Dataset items
------------------------------------

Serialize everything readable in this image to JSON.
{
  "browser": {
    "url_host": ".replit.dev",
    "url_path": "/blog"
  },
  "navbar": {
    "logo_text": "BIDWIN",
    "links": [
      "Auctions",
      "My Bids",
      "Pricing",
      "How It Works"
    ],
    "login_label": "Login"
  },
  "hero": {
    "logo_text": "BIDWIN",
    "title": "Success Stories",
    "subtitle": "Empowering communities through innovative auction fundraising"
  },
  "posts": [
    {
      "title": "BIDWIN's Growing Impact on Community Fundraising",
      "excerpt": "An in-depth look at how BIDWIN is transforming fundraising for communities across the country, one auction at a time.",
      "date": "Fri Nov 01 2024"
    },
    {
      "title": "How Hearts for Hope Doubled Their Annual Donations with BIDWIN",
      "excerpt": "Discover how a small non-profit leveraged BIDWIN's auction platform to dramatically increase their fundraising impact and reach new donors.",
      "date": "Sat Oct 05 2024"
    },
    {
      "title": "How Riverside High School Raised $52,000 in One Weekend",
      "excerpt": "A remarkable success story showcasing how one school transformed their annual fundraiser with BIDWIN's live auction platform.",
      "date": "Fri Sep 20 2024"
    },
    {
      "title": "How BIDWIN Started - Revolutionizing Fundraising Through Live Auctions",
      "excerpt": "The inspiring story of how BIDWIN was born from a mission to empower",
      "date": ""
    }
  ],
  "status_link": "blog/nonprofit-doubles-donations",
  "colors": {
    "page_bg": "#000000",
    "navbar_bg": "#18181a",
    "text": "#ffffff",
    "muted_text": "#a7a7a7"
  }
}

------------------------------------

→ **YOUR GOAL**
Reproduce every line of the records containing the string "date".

→ **ANSWER TO THE PROBLEM**
      "date": "Fri Nov 01 2024"
      "date": "Sat Oct 05 2024"
      "date": "Fri Sep 20 2024"
      "date": ""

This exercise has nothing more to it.